Tough-leaf iris - the real "rainbow iris"?
Among all the Pacific Coast native iris species, it's probably the Oregon, or tough-leaf iris that most deserves a name like "Rainbow Iris". Here are a few examples of its wide range of possible colors. Occasionally you'll find most of these variations on a single hillside. Click on the photographer's name in the notes below to see the original photos in their online albums.

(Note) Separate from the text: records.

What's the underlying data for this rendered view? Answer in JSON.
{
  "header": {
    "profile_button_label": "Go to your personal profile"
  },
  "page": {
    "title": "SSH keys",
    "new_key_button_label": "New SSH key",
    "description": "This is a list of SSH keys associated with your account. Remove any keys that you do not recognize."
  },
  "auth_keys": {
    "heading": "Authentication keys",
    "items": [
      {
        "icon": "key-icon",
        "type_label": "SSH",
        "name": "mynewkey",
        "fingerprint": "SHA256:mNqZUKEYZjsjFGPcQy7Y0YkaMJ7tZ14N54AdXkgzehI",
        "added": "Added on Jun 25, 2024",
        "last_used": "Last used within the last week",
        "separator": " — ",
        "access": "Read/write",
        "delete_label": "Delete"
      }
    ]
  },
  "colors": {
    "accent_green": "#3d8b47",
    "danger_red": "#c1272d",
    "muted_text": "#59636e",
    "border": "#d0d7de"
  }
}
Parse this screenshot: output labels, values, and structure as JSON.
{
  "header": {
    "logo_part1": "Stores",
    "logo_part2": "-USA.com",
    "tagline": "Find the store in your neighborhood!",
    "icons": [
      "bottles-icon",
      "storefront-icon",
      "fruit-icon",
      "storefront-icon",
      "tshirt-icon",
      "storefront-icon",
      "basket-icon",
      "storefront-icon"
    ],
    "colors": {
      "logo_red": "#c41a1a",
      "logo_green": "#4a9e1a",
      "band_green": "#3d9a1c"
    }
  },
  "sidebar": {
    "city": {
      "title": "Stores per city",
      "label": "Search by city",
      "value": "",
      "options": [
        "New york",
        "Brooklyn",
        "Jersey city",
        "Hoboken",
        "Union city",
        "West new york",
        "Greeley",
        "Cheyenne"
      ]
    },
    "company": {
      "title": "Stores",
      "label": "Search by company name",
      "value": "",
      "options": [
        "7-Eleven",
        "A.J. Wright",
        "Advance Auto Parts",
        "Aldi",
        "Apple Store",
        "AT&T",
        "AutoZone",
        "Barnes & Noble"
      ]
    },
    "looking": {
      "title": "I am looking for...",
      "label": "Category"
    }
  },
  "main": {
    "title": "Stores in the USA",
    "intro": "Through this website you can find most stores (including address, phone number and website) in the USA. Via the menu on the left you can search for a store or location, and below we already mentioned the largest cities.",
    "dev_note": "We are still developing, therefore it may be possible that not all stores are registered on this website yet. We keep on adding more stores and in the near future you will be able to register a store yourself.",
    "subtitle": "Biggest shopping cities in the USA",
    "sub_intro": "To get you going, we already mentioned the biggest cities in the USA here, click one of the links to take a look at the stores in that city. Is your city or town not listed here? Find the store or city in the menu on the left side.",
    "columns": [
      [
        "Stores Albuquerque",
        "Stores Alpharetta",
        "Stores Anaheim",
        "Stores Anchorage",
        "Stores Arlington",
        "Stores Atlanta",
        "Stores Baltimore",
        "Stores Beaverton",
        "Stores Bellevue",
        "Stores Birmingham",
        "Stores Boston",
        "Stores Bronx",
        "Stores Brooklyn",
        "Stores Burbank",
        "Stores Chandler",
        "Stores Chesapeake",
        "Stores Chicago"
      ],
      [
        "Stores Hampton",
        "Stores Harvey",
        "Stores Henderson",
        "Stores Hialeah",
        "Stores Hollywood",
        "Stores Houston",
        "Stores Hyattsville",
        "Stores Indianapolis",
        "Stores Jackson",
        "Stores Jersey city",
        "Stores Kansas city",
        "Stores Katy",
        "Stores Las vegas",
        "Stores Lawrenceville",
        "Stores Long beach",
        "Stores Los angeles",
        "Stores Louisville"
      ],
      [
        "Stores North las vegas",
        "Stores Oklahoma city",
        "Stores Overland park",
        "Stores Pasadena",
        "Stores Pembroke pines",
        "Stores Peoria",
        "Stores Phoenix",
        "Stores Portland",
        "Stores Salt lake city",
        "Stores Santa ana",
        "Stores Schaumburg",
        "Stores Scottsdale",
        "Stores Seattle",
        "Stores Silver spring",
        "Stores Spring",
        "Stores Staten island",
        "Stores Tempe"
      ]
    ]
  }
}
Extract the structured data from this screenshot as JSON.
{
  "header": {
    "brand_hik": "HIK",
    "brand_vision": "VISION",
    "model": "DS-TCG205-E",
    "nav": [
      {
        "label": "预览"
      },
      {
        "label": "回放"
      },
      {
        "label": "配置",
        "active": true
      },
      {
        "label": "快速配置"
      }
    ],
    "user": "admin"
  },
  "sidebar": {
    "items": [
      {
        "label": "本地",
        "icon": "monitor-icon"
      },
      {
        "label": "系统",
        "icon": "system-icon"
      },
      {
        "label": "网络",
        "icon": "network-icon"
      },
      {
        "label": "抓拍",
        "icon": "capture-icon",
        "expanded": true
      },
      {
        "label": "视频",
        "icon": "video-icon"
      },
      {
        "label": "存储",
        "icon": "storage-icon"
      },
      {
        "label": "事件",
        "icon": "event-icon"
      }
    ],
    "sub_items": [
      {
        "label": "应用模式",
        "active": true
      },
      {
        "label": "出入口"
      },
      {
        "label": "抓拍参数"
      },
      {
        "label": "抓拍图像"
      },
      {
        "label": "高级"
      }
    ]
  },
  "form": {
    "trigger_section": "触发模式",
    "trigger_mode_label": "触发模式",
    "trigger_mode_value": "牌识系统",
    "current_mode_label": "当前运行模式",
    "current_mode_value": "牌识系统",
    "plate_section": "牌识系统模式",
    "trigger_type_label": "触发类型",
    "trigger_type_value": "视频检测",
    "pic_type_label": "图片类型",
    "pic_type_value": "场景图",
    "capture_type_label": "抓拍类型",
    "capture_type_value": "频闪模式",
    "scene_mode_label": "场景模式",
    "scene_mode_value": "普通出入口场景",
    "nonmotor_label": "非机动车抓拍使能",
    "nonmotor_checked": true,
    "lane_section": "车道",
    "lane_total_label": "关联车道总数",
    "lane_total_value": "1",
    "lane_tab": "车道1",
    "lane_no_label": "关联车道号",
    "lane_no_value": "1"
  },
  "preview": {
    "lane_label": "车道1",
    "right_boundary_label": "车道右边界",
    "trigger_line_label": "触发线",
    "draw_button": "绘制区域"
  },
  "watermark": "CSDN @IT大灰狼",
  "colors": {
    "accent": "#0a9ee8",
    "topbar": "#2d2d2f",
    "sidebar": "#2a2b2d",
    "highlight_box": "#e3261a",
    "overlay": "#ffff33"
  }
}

Top row: (L) SPCNI Trek to southwest Oregon, near Roseberg, May 2010, Kathleen Sayce. (C) Colombia River, 10 miles east of Cathlamet, Wahkiakum County, Washington. June 6, 2010. Debby Cole. (R) Nicolai Mountain, Clatsop County in northwest Oregon, Kathleen Sayce.
Center row: (L) Scroggins Creek at Hagg Lake, Washington County, Oregon. SPCNI Trek 2006. This is the distinctive yellow form of Iris tenax that was once described as a separate species - Iris gormanii. Kenneth Walker. (C) Sain Creek at Hagg Lake, Oregon - where no two plants seemed to have the same color. SPCNI Trek 2006. Richard Richards. (R) Nicolai Mountain, Clatsop County in northwest Oregon's Coast Range. Kathleen Sayce.
Bottom row: (L) Molalla River Corridor trail, south of Oregon City in Clakamas County, Oregon. ©John Baillie. (C) SPCNI Trek to southwest Oregon, near Roseberg. 2010. Kathleen Sayce. (R) Devil's Elbow State Park, on the Pacific Coast Highway in Lane County, Oregon. ©Jeff Jessing Photography.